BY LANCE DOILY I had spent the last 20 or so hours in the Waterfront Pub’s basement sleeping off a bender and didn’t even know it was supposed to snow, let alone be declared a state of emergency. According to the cook who periodically came down to check me for vital signs, I was looking at around three and a half to four feet of snow, in addition to a county wide power outage. Pile that on top of the nearing sub-zero temperatures that all but guaranteed vehicular abandonment for anyone stuck on the road, and I call that a challenge I was ready to face, my friends. Muscling my way out the Bilco doors, the 60 MPH winds almost had me second guessing myself, but I was able to make my way into the cab of the truck. There was insulation and heat inside, in addition to the requisite bourbon and pills. I had a responsibility to get my customers their orders, and needed to get this truck emptied since I already missed a full day by sleeping on a cold concrete floor huddled next to a boiler for warmth.
After a good 45 minutes of trying to bully my way out of my spot, I made it onto Rt. 23, ignoring the occasional screech and sparks of metal rubbing against metal when I sideswiped cars buried under by the plow trucks. They always beeped a thank you for freeing them, even though I probably did about five grand worth of body damage. As expected, there wasn’t a soul on the roads; even the plows were waiting until tomorrow morning. But I knew a lot of my customers lived either nearby or in the apartments above their buildings, and people will crawl through anything to grab a drink when there’s nowhere else to go. One thing I don’t want on my conscience is being the guy who failed to deliver the beer, and truth be told, I like driving through the ice and snow. Although I’m normally in the zone, there’s something liberating about just gunning it on a sharp turn and losing near total control of close to 30 tons of weight. That stoplight on the intersection of Rt. 23 and Ratzer Road never had a chance, just a little something to blame on the plows tomorrow morning.

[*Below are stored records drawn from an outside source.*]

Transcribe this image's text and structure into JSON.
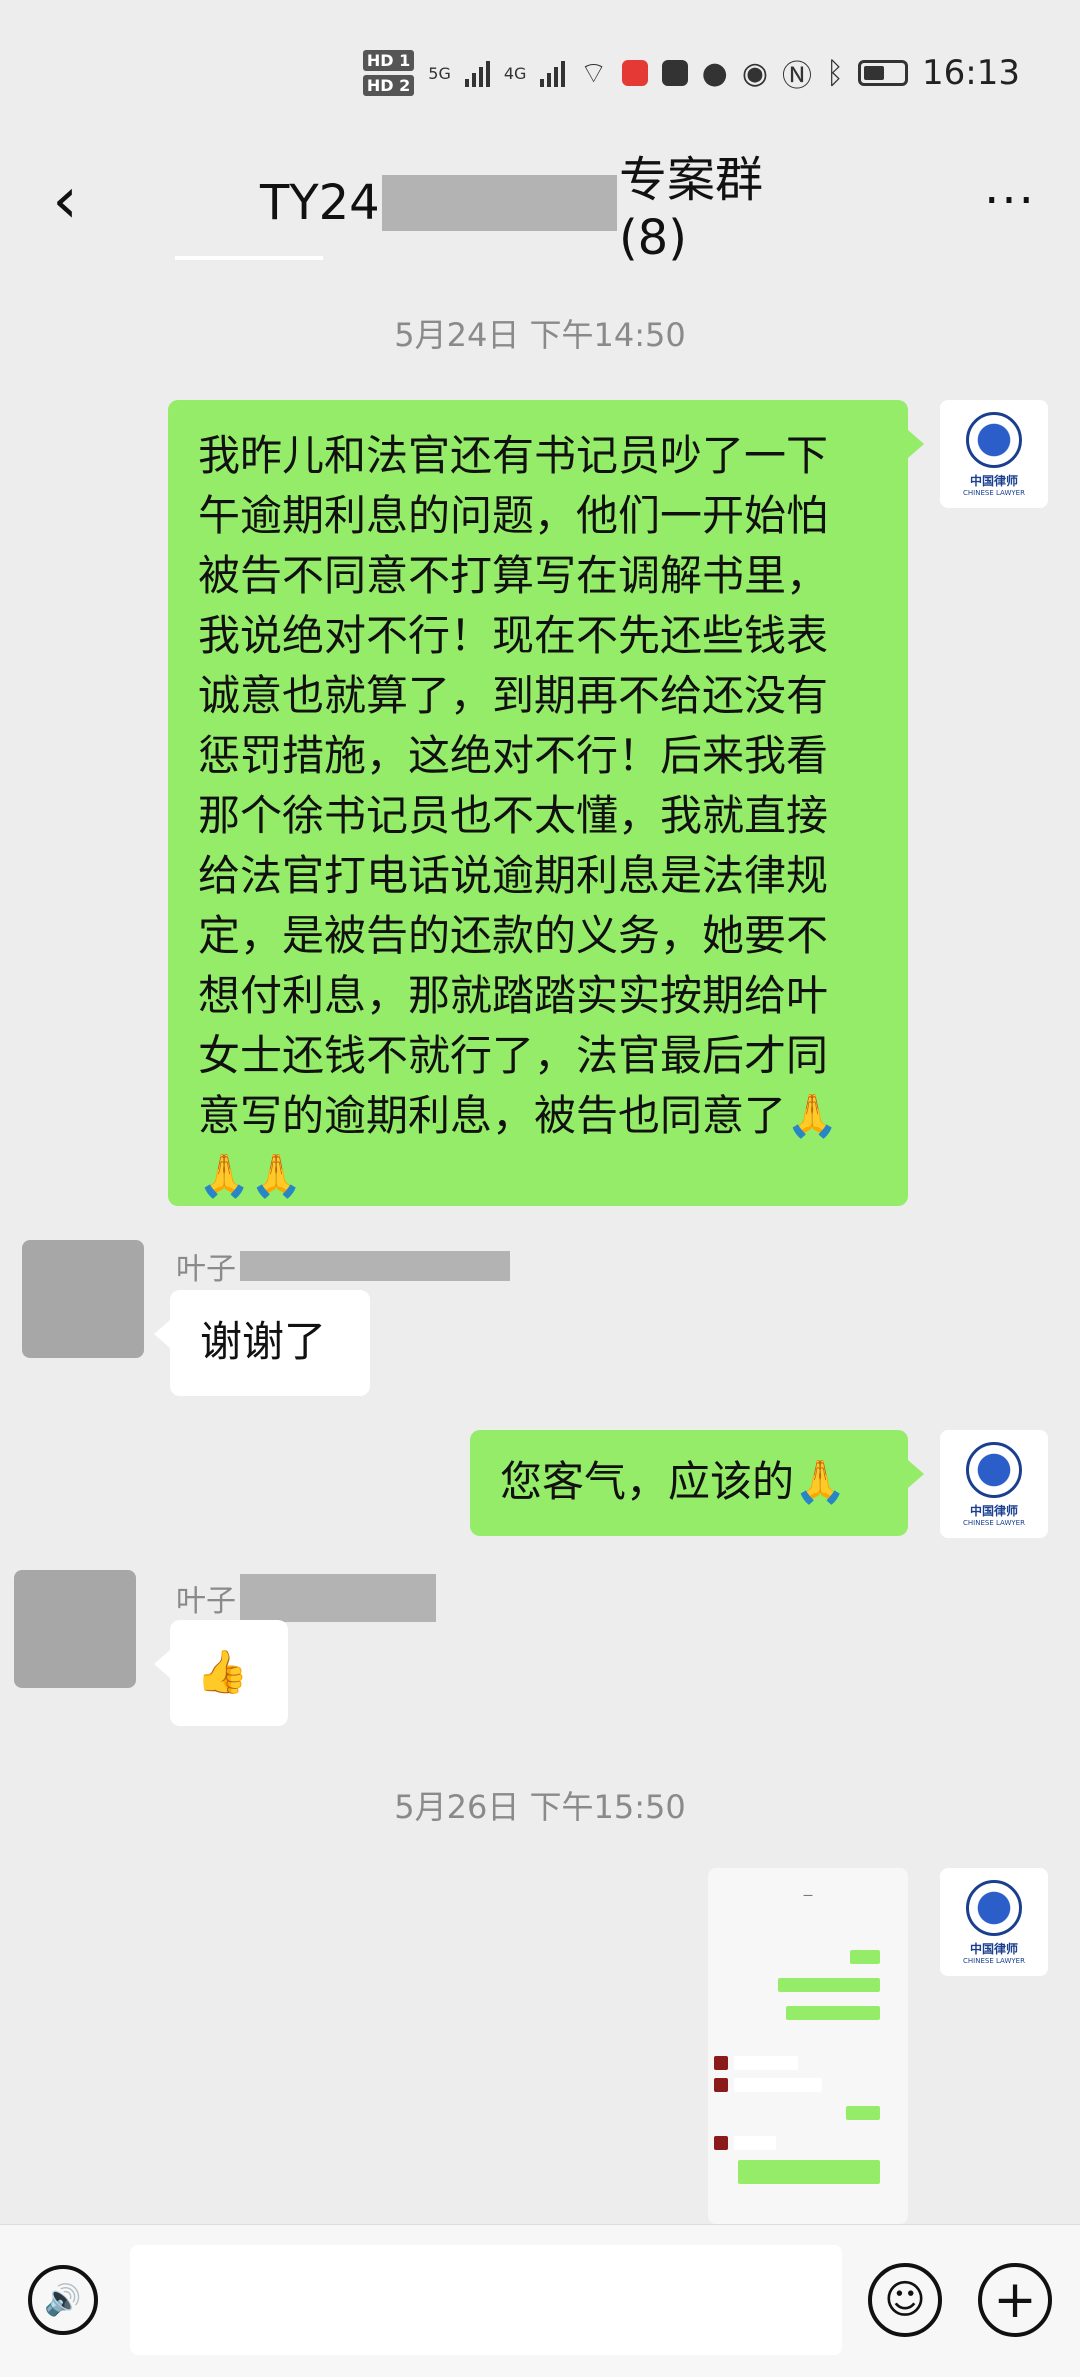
{
  "status_bar": {
    "hd1": "HD 1",
    "hd2": "HD 2",
    "sig1": "5G",
    "sig2": "4G",
    "time": "16:13",
    "icons": [
      "wifi-icon",
      "red-app-icon",
      "dark-app-icon",
      "message-icon",
      "eye-icon",
      "nfc-icon",
      "bluetooth-icon",
      "battery-icon"
    ]
  },
  "nav": {
    "back_icon": "‹",
    "title_prefix": "TY24",
    "title_suffix": "专案群(8)",
    "more_icon": "···"
  },
  "chat": {
    "timestamp_1": "5月24日 下午14:50",
    "msg1": {
      "lines": [
        "我昨儿和法官还有书记员吵了一下",
        "午逾期利息的问题，他们一开始怕",
        "被告不同意不打算写在调解书里，",
        "我说绝对不行！现在不先还些钱表",
        "诚意也就算了，到期再不给还没有",
        "惩罚措施，这绝对不行！后来我看",
        "那个徐书记员也不太懂，我就直接",
        "给法官打电话说逾期利息是法律规",
        "定，是被告的还款的义务，她要不",
        "想付利息，那就踏踏实实按期给叶",
        "女士还钱不就行了，法官最后才同",
        "意写的逾期利息，被告也同意了🙏",
        "🙏🙏"
      ]
    },
    "sender_1": "叶子",
    "msg2": "谢谢了",
    "msg3": "您客气，应该的🙏",
    "sender_2": "叶子",
    "msg4": "👍",
    "timestamp_2": "5月26日 下午15:50",
    "lawyer_avatar": {
      "cn": "中国律师",
      "en": "CHINESE LAWYER"
    }
  },
  "input_bar": {
    "voice_icon": "🔊",
    "emoji_icon": "☺",
    "plus_icon": "+",
    "input_value": ""
  }
}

As expected, there was a complete lack of visibility on the roads except for my headlights, one of which I busted trying to get out of the Waterfront anyway. But in the distance I saw another set of headlights. From the looks of it — a truck lumbering down the road as if it were 75 and sunny out, obviously on the wrong side of the highway — it could only be one man…Rex. Rex was the Rasputin of beer delivery men. Dude’s had an old school bear trap clamped over his head, had to fight his way out of a pit of brown recluse spiders, and was riddled with so many bullets once that the only thing keeping him standing was the slightly upward momentum of hot lead knifing into his body. All of this, mind you, happened on the job. According to local legend, one time he was about 25-30 beers deep, doing his usual “buck twenty in the wrong lane” deal on the way to his final delivery. He ends up smashing head first into a Rocky Mountain double; everything’s on fire, all are presumed dead. Five minutes later he emerges out of the billowing smoke and cinders, still partially on fire and wheeling a full hand truck of beer into the Krauser’s across the street. Knowing Rex though, he was probably just hoping a photographer was standing by, ready to snap the iconic image of a delivery guy engulfed in flames and still finishing the job. Tall tale or not, the dude is a fuckin’ survivor, and I was happy to have him on the road with me.
We decided to take one truck, so we abandoned Rex’s rig in the middle of the road and got into a groove, getting the deliveries done in what had to be record time. We were delighting the ever living shit out of all the bars and liquor stores that had long since given up hope. Leaving the Fuddrucker’s, we happened across another delivery truck blocking the majority of the road. We drove closer to take a look in case it was one of ours, but it was one of the Kohler guys, the local Coors distributor. Besides being flipped on its ass it seemed okay, but even if it was a hunk of twisted metal with a bloody hand pleading to me out of the wreckage I wouldn’t help those fuckers out. I maneuvered my way around him while Rex unzipped his pants, pulled out a nut and wagged it at the driver until he noticed. We’re normally not the type to showboat like that, but we were about to make our last delivery in what was now nearing 9 feet of snow on the ground. Rex’s truck was still abandoned a few miles south, but it was only 7 PM and we had already established absolute dominance over the road. A quick stop at Hooters for shots and a few key bumps (the manager on duty, Rob, had one of those 1800’s skeleton keys so each bump was like half a gram) to refuel and we were back on the road. Now that the truck was empty I had pretty much zero control over the back trailer, so we just ended up unlatching it and leaving it in the road en route to Rex’s truck. Once we got back to Rex’s truck we decided to set up fort there for the night, of course until Murph’s called with one of their famous 3AM “emergency deliveries” that quickly disintegrated into a powdery blur of rye whiskey and barbituates. Once we got inside it was apparent that what Rex joked about being a “mild frostbite” would probably result in the loss of at least 2 fingers, but that’s the price you learn to pay in this line of work.
PREVIOUSLY: The Auspicious Debut Of BLOTTO
PREVIOUSLY: The Second Installment Of BLOTTO
PREVIOUSLY: The Third Installment Of BLOTTO
DEENEY: How I Came To Know Lance Doily